the night we dropped you off in the city
for our daughter’s appointment
with one of the country’s top surgeons.
And as we drove away, the other children and I
waved back at you,
until, because of the angle and the distance,
your forms disappeared in the light.
And I remembered how,
I would turn back each evening
as I stepped out of your apartment building.
You would poke your young beautiful face
out the second story window,
your arm cutting the cool night air
as you waved goodbye.
And I would walk backwards
over the frosted grass
until I reached halfway beyond the next building,
where, each time, from that distance,
I watched the streetlamp’s light
suddenly consume your dark arm and face.
The mystics say creation begins
as a luminescent point,
a flash of wisdom,
containing all that will be
but in an abstract, potential form.
All those nights,
when we were so young,
when your body became a ray of light,
I could not have imagined
the life that lay ahead of us a decade later.
Two boys and two girls,
one who cannot hear.
All of us in a small apartment.
Each with needs as enormous as mansions.
Sometimes, I am afraid you will wave goodbye
and turn away from our life together,
that a man who can make things easier
has been waiting
ever since the mystic’s luminescent flash,
growing ever more real and hungry for you
until one day he will materialize
as you load groceries into the van.

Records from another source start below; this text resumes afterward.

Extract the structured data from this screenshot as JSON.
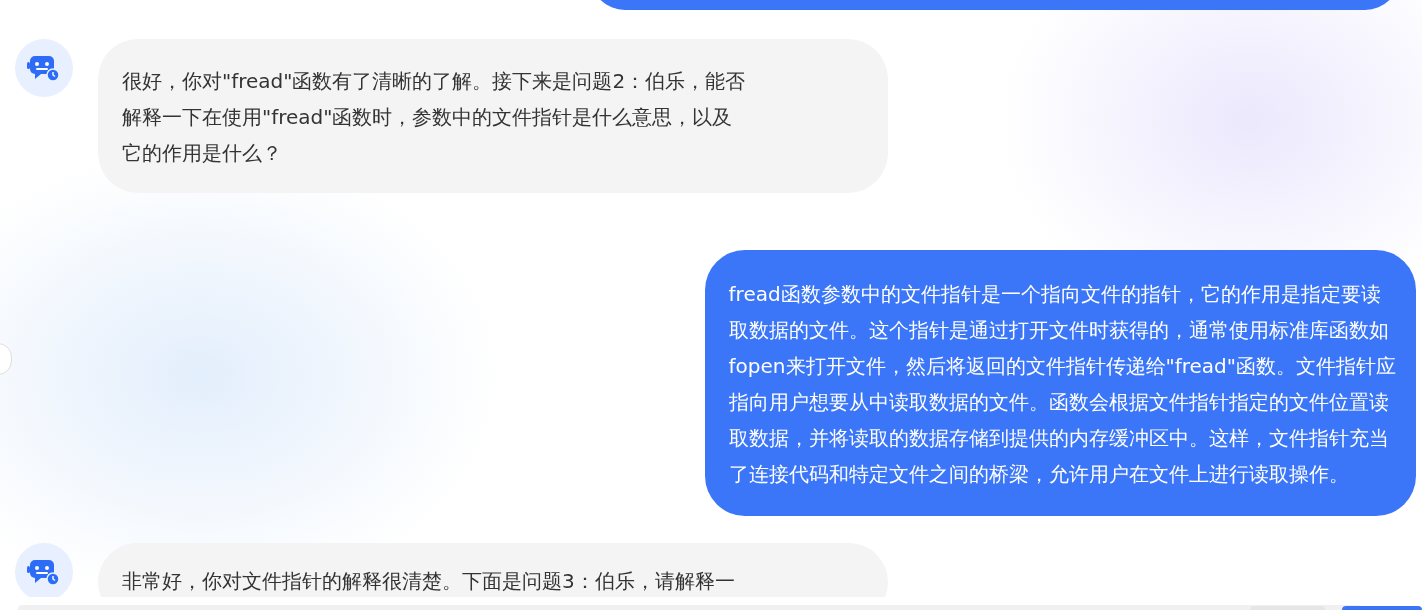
{
  "messages": [
    {
      "kind": "partial"
    },
    {
      "kind": "bot",
      "lines": [
        "很好，你对\"fread\"函数有了清晰的了解。接下来是问题2：伯乐，能否",
        "解释一下在使用\"fread\"函数时，参数中的文件指针是什么意思，以及",
        "它的作用是什么？"
      ]
    },
    {
      "kind": "user",
      "lines": [
        "fread函数参数中的文件指针是一个指向文件的指针，它的作用是指定要读",
        "取数据的文件。这个指针是通过打开文件时获得的，通常使用标准库函数如",
        "fopen来打开文件，然后将返回的文件指针传递给\"fread\"函数。文件指针应",
        "指向用户想要从中读取数据的文件。函数会根据文件指针指定的文件位置读",
        "取数据，并将读取的数据存储到提供的内存缓冲区中。这样，文件指针充当",
        "了连接代码和特定文件之间的桥梁，允许用户在文件上进行读取操作。"
      ]
    },
    {
      "kind": "bot",
      "lines": [
        "非常好，你对文件指针的解释很清楚。下面是问题3：伯乐，请解释一"
      ]
    }
  ]
}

I would like to go back to the young woman
waving at the window to the man walking backwards.
I would like to show her this life,

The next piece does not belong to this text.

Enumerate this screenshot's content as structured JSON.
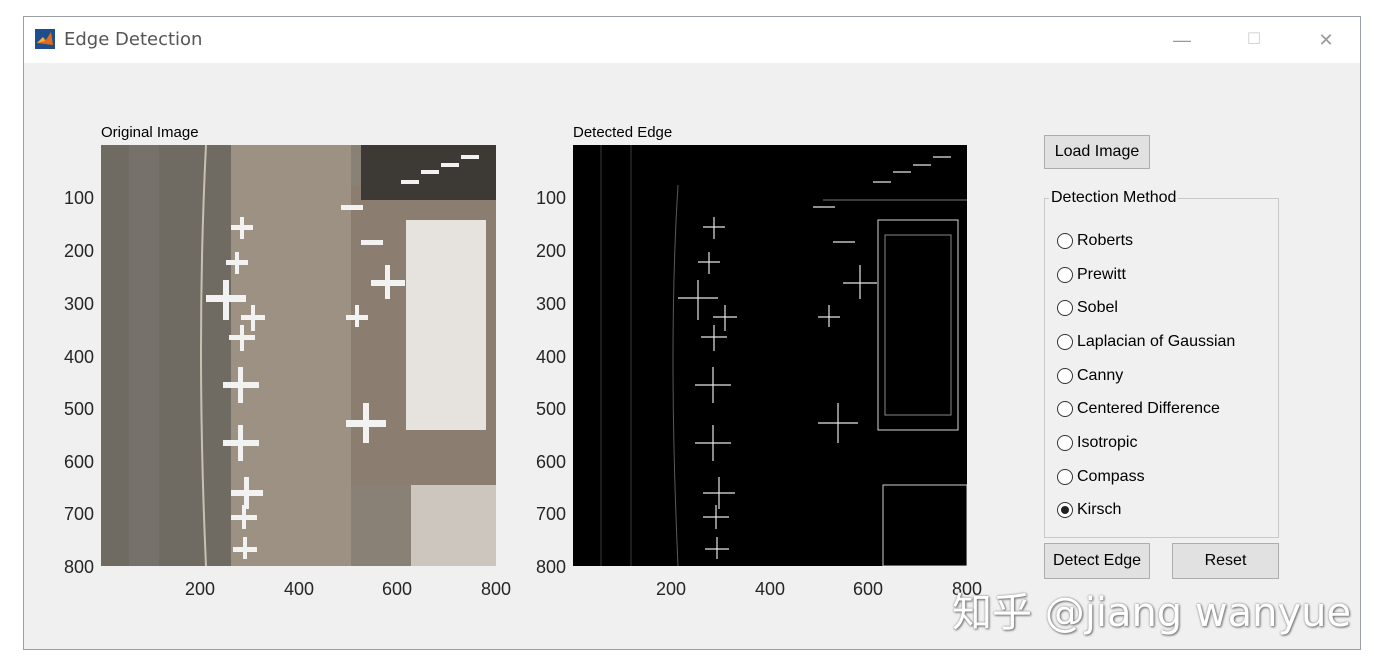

to say she is free to go,
and to ask her if she will still take me.
 Sefer ha-Ma’amarim 5710-5711 (Brooklyn: Kehot Publication Society, 2015), 111-118.
 See Likkutei Sihot of the Lubavitcher Rebbe, Volume 3, 904-905. Here Atzmut is described as transcending both finitude and infinity. This dual transcendence—the state of being locked in neither category—is said to manifest in God’s ability to fuse the two opposite modes. The Ark in the Holy of Holies, which was measurable (finite) but took up no space (infinite), is referenced as one example expressing the Atzmut paradigm.

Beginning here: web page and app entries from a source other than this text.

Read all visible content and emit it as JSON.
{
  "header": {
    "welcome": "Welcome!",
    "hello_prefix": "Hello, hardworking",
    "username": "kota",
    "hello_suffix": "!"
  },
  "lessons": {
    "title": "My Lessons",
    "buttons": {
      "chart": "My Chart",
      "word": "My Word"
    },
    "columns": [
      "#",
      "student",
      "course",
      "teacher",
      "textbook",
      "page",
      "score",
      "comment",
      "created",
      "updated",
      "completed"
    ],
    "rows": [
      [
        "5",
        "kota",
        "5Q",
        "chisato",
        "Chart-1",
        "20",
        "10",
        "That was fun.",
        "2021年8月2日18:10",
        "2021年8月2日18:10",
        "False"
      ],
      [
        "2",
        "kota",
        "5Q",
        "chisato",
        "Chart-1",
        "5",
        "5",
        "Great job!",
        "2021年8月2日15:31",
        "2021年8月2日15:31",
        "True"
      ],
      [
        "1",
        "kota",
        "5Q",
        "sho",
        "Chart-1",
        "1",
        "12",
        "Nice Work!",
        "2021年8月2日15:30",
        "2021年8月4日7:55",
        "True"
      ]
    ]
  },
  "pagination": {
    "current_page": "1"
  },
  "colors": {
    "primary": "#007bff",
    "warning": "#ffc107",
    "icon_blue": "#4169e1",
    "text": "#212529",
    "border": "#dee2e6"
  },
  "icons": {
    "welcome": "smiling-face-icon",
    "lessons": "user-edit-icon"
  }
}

 Maria Mazziotti Gillan’s “After School on Ordinary Days” appears in her poetry collection Italian Women in Black Dresses (Toronto: Guernica, 2002).
 Some background: Kabbalah and Hasidic thought take literally the verse “There is nothing but [God]” (Deuteronomy 4:35), believing Him to truly be—at least from one vantage point—the only thing that exists. See Likkutei Sihot of The Lubavitcher Rebbe, Volume 4, pages 1334-1335. Also see these pages regarding the distinction between the Higher Unity (unity from above) and the Lower Unity (unity from below). Here, counterintuitively, the Lower Unity is deemed superior.
 According to the Lubavitcher Rebbe, this Lower Unity is alluded to in Deuteronomy 4:39, while the Higher Unity is alluded to in 4:35. The Rebbe notes that both verses are similar in that each implies, “There is nothing else” but God. However, in asserting this, verse 4:35 omits the words “Heaven and Earth,” and thus alludes to the Higher Unity where no sense of separate existence – no “Heaven and Earth” – prevails. Existence is virtually erased in the Higher Unity, as it were. In addition, 4:35 opens with the words, “You were shown to know…there is nothing else,” suggesting a revelation from above, from the spiritual or Infinite realms. (In fact, this verse refers to the revelation at Sinai, when, it is said, the Infinite divine light shined so powerfully it overwhelmed finite reality, and the Jewish people’s’ souls, therefore, flew out of their physical bodies). In contrast, the Rebbe adds, 4:39 makes mention of Heaven and Earth, and, thus, alludes to the Lower Unity in which existence does not need to be erased (Heaven and Earth remain in the foreground) for divine unity to prevail. And here, rather than the revelation from above that characterizes the Higher Unity, 4:39 opens with the command that the Jew, using his or her finite consciousness, come to his or her own recognition of God’s unity. Verse 4:39 reads, “You should know…there is nothing else…” See Likkutei Sihot of The Lubavitcher Rebbe, Volume 4, pages 1334-1335.
 “You Stood Beneath a Streetlight” appears in Two Worlds Exist (Asherille, N.C.: Orison Books, 2016).